## PROBLEM:
Keep every line in which "this" occurs and drop the rest of the data.
==============================
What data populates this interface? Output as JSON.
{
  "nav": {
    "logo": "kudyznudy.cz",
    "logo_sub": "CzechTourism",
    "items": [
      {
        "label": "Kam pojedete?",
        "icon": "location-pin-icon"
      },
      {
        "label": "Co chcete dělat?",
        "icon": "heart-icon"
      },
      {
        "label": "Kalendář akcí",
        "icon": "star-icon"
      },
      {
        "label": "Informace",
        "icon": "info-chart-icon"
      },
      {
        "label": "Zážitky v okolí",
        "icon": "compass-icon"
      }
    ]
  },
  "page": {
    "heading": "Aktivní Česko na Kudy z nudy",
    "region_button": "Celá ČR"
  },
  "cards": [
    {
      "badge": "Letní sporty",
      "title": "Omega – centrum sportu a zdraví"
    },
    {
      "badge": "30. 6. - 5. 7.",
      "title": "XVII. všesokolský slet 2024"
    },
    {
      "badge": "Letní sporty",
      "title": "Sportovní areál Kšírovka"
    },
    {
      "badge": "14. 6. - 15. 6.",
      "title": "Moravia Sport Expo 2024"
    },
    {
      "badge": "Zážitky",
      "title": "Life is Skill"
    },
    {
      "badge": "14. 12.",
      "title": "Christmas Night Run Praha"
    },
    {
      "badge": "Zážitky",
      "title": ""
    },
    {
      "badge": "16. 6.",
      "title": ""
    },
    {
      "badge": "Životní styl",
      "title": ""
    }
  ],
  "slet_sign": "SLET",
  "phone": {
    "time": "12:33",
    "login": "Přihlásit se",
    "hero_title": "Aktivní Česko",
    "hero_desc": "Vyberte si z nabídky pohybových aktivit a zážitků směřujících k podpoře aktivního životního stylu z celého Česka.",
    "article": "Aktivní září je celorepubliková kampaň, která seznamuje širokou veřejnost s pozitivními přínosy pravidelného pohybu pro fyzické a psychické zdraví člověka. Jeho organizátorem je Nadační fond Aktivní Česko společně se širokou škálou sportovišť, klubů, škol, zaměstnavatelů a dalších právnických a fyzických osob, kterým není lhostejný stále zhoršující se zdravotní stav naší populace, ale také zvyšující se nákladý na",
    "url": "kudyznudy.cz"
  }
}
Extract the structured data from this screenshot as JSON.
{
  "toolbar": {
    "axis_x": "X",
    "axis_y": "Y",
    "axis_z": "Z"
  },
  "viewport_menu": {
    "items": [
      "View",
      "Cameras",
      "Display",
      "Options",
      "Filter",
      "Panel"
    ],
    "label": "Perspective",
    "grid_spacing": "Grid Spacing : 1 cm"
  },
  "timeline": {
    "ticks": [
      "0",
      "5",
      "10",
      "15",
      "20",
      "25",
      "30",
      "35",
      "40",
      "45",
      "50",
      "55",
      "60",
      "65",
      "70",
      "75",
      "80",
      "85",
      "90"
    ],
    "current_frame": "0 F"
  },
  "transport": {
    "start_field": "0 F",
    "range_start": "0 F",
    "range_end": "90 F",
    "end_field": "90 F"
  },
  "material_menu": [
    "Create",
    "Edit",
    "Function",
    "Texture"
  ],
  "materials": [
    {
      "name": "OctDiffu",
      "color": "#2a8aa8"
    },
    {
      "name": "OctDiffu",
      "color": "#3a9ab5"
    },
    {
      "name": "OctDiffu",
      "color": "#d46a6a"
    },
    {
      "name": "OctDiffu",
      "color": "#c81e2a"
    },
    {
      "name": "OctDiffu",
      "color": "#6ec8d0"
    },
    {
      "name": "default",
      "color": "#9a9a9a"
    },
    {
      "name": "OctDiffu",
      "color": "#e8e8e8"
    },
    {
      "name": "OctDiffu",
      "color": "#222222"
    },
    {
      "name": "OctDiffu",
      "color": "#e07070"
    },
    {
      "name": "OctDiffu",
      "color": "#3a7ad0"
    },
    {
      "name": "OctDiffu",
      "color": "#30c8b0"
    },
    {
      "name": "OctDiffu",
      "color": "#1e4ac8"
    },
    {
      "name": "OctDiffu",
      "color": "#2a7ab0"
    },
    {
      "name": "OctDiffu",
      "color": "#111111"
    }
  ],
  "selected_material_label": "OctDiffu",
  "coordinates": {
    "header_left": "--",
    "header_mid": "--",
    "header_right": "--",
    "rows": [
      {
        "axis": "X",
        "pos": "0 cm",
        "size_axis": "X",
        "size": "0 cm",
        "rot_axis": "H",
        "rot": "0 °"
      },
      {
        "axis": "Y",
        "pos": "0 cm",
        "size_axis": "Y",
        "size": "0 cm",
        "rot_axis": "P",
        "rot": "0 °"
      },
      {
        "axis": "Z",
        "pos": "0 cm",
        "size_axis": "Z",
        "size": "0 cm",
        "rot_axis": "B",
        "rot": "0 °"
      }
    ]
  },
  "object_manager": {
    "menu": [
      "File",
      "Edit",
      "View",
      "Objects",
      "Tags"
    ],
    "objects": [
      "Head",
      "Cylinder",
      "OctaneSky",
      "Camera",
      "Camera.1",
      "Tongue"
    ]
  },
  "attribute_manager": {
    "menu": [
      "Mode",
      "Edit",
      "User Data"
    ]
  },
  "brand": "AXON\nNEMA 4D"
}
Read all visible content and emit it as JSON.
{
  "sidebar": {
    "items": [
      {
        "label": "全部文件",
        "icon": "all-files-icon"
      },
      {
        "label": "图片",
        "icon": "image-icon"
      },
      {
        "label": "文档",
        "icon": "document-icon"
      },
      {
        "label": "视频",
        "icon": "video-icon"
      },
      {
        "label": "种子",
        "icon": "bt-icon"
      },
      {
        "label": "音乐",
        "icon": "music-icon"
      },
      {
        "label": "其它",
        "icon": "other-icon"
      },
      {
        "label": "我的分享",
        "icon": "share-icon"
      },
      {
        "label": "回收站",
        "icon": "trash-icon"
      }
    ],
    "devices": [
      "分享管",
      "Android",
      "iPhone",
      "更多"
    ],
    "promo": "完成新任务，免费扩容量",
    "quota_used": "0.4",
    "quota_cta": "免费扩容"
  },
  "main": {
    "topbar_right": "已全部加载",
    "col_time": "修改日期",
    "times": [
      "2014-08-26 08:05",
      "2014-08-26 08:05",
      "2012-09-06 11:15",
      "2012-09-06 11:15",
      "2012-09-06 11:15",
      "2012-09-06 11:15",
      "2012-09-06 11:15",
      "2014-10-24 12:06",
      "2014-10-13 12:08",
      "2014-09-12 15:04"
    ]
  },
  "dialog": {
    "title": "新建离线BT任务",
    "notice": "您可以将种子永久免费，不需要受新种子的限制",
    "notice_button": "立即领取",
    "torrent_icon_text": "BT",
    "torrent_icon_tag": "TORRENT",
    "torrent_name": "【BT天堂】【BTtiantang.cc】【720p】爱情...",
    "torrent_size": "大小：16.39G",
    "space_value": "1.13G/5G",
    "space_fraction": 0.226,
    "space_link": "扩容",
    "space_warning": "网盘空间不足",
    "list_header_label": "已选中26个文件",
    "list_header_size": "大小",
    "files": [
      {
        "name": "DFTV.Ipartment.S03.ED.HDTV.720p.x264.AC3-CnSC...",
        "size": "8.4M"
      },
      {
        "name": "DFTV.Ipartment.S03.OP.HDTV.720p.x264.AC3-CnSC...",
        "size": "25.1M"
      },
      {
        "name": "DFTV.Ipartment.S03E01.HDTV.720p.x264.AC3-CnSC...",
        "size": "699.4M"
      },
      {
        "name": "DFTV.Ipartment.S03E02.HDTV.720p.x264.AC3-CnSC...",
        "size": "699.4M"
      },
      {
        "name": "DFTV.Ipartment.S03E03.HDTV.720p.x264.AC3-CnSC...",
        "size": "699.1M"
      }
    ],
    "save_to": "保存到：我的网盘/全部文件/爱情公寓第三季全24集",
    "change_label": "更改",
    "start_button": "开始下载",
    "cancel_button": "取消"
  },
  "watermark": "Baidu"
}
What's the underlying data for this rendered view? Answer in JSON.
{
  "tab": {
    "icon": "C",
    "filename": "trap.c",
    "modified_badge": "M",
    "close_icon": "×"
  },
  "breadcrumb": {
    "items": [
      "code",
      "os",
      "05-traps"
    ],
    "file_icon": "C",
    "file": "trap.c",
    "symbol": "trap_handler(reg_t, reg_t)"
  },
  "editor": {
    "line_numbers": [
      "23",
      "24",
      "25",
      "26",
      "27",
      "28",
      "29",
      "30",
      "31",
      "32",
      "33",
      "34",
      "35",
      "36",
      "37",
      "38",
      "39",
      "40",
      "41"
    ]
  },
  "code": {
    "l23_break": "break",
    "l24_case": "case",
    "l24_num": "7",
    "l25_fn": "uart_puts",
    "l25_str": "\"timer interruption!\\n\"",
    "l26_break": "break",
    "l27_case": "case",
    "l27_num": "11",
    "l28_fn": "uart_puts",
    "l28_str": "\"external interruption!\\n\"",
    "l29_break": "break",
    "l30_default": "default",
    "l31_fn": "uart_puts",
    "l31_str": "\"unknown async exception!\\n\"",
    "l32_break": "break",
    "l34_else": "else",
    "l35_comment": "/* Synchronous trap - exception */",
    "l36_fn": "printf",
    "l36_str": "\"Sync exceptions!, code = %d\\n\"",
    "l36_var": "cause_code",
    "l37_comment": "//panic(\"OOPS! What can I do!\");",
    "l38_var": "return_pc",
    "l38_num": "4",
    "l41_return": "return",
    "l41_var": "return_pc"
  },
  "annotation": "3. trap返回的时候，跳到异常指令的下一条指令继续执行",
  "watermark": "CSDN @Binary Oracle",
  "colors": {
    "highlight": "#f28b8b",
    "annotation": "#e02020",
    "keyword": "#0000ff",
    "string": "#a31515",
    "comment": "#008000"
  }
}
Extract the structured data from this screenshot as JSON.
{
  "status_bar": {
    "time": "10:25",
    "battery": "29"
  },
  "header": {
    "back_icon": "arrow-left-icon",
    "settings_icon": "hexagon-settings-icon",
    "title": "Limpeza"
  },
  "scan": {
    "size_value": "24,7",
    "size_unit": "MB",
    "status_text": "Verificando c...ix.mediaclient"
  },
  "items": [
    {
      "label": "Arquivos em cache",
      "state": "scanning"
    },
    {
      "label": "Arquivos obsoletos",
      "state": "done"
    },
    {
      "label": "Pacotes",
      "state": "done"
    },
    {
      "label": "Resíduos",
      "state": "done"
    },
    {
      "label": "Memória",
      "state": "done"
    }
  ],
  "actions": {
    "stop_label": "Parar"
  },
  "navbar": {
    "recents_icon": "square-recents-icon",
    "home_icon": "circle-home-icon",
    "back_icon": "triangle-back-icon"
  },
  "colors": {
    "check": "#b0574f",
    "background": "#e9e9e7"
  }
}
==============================
## OUTPUT:
What data populates this interface? Output as JSON.
Extract the structured data from this screenshot as JSON.
What's the underlying data for this rendered view? Answer in JSON.
Extract the structured data from this screenshot as JSON.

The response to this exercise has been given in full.